Defence rapped over troop secret training

Lisa Martin

Defence is being urged to offer help accessing treatment to special forces soldiers injured while training to deal with being taken hostage in war zones.

At the behest of SAS trooper turned whistleblower Evan Donaldson, independent MP Jacqui Lambie spearheaded a push for a parliamentary inquiry into training procedures for resistance to interrogation and conduct after capture

The Senate committee tabled its report to parliament on Monday, recommending Defence conduct an audit to identify all training participants and offer them information on avenues to treat any physical or psychological injuries.
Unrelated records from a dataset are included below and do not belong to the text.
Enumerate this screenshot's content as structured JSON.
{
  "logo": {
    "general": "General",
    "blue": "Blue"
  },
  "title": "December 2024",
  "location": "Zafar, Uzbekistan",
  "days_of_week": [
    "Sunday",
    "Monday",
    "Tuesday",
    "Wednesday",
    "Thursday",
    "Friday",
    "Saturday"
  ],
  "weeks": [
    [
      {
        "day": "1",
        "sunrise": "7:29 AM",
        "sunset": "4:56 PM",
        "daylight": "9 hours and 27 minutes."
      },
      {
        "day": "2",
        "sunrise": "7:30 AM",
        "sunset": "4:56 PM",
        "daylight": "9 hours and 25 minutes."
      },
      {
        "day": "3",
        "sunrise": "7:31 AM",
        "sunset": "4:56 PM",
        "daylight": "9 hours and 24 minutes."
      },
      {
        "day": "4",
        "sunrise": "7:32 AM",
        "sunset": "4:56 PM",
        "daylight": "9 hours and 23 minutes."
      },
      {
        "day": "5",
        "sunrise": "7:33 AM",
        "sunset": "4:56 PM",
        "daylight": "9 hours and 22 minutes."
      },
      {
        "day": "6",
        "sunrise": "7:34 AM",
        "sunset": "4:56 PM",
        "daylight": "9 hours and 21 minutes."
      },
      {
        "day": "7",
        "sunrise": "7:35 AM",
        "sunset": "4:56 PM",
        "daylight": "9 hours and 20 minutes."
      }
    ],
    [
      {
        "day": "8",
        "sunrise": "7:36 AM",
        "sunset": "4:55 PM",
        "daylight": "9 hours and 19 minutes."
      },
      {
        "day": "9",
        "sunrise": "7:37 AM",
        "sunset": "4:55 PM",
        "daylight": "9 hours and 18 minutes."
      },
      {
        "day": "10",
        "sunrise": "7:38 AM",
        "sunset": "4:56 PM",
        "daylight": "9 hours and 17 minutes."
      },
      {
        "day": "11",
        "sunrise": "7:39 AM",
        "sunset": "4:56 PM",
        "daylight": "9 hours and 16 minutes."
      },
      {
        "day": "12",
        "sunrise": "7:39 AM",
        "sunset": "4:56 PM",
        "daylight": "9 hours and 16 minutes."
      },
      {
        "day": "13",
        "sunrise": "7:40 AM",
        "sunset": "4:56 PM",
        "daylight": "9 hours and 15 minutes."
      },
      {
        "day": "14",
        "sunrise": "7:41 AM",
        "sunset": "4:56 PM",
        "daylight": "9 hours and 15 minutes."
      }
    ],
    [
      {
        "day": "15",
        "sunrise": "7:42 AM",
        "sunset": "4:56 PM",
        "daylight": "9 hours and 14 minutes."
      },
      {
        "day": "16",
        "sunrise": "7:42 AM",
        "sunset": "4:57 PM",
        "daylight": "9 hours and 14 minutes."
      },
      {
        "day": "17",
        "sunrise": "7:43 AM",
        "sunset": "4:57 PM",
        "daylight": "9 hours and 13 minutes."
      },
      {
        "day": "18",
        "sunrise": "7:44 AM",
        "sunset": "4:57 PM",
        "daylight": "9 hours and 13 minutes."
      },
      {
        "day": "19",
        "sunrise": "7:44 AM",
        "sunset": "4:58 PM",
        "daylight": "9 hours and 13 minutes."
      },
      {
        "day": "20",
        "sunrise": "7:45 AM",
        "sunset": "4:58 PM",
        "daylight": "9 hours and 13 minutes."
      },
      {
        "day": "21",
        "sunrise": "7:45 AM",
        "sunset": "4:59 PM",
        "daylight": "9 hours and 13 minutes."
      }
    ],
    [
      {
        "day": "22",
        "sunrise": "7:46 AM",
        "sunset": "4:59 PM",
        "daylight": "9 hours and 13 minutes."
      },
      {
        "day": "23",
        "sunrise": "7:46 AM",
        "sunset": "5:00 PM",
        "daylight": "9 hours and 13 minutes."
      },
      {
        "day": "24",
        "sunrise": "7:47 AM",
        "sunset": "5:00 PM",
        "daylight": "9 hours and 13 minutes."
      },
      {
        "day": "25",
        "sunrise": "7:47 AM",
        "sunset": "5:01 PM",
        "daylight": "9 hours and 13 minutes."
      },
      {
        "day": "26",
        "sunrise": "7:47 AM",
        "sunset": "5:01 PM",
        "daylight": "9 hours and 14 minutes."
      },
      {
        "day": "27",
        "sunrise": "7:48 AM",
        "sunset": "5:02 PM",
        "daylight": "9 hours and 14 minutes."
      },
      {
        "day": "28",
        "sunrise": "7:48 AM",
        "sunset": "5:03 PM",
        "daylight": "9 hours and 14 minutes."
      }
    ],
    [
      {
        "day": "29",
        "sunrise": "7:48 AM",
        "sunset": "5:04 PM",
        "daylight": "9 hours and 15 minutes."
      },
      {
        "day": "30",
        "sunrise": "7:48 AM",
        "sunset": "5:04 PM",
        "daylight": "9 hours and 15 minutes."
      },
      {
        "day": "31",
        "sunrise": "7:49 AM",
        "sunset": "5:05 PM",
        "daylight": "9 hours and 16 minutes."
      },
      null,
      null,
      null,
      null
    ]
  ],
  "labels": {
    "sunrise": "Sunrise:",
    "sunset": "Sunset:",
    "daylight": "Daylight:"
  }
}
"The committee believes Defence should exercise greater duty of care and examine the necessity of subjecting personnel to ... training activities when they are exhausted and at high risk of physical and psychological injury," the report said.

The inquiry also called on Defence to have participants screened independently to identify and treat psychological injuries.

"The committee does not believe psychologists who participate in conduct after capture training are best placed to provide independent medical assessments of participants when the training is completed," the report said.

Soldiers should be told about the risks posed by the training before being asked to sign a volunteer consent form, the report recommended.

It called on Defence to retain medical records of individuals involved in the training and ensure the Veterans Affairs department had access to the information.

The Australian Psychological Society told the inquiry roughly 10 per cent of people may continue to be impacted with trauma symptoms after the first month.

The training is designed to teach frontline soldiers how to deal with being taken prisoners of war.

Participants are subjected to role play scenarios and interrogations in exercises that span from 12 hours to 72 hours.

Defence maintains that control measures are in place to ensure the safety and wellbeing of participants - such as the ability to withdraw, video filming, medical and psychological monitoring and debriefings.

The report said the United Kingdom no longer does this kind of training for longer than 48 hours because studies show it could induce psychosis.

Committee chair Labor senator Alex Gallacher said the inquiry was shocked by claims Defence failed to gain consent from some participants.

He said the committee heard "disturbing" evidence from officers living with chronic and debilitating injuries caused by training undertaken in 1990s.